The statement continued: '... in accordance with the selection policy the final make-up of any relay team can comprise of any athlete selected on to the swimming team for the Beijing Olympics. The British Swimming selection policy clearly states that no guarantees are given to a swimmer of a relay place on the Olympic team. Nominations and final make-up of the relay teams are made at the discretion of the National Performance Director and GB Head Women's Coach Ben Titley.' And they must account for the results.
Scott added: 'These are always difficult decisions to make given the commitment that both the athlete and coach have made to their training programme. However, in all instances the goal is to get the best performance for the team in Beijing.'
That process has been helped by the conditions in which the Britain team is being hosted. David Davies, Olympic and world bronze medallist in the 1,500m freestyle, said that the 'amount of support and hospitality that has been shown to us has been quite extraordinary. We've been made to feel very welcome and upon arrival people have gone out of their way to make sure the team have everything they need.' The Osaka Pool, which has indoor 25m and 50m facilities and an open-air 25m pool also earns praise from Davies, contender in the 1,500m and the inaugural 10km marathon. 'The facilities we've managed to secure for the holding camp in Japan are fantastic and it's such a warm and welcoming place which helps everyone to relax and focus on things. It's a great place to relax and chill out before the hustle and bustle of the Games. There is still work to be done but it's about growing that team unity as well as finishing off your own preparations.'
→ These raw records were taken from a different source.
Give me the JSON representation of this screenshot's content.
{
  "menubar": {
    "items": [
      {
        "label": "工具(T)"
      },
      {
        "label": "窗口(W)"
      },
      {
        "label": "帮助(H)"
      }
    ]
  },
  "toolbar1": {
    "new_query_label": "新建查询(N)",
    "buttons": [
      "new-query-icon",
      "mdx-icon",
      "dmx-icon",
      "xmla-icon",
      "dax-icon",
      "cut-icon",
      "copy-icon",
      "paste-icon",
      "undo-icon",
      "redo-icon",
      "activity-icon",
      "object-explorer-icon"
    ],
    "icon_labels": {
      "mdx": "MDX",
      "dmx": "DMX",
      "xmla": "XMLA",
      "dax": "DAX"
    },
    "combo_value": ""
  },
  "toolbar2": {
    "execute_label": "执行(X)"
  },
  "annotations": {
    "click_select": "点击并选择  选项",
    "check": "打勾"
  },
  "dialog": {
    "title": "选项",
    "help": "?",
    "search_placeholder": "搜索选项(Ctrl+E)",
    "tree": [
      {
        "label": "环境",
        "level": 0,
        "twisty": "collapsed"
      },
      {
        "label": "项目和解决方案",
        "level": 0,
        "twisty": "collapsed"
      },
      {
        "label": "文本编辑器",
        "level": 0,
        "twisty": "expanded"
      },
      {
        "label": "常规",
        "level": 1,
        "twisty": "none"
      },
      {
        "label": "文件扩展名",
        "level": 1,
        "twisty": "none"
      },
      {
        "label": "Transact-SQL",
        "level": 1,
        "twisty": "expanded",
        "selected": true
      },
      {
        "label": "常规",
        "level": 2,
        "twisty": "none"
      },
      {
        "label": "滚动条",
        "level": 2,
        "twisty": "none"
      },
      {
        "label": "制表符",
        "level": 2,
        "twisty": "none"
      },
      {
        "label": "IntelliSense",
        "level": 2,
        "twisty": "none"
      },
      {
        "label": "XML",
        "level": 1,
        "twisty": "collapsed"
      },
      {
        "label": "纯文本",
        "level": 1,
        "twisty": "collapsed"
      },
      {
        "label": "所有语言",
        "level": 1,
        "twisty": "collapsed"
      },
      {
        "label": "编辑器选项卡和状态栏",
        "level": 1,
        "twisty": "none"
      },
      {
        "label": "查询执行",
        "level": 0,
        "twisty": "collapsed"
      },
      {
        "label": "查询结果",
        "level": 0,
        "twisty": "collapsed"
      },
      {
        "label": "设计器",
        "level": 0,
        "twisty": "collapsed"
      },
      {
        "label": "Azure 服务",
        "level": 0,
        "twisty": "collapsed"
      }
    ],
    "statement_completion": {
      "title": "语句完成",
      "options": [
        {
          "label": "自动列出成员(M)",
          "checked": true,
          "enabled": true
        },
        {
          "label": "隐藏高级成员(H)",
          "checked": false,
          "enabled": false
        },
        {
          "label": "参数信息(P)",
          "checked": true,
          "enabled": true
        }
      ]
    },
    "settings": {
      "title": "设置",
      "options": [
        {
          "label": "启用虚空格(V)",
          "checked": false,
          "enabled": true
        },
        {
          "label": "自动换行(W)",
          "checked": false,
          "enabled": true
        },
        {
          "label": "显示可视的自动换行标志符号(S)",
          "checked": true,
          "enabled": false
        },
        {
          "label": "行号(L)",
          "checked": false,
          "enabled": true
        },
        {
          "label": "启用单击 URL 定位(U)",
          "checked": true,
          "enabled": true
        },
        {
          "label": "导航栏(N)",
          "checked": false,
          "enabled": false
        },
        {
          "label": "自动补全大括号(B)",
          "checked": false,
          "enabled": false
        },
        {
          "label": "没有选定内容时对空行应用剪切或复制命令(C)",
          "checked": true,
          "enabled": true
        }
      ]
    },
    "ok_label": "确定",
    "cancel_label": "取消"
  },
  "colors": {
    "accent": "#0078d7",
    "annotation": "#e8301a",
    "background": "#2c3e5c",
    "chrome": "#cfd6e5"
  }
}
Davies is happy with where he is: 'My events are at the back end of the programme so for me the holding camp is slightly different. I've still got quite a bit of training left to do but everything is falling into place. It's a really exciting time at the moment, the Olympics are nearly here and we're all desperate to race. This camp helps to keep all that emotion and urgency in check while defining how we will function and perform as a team.'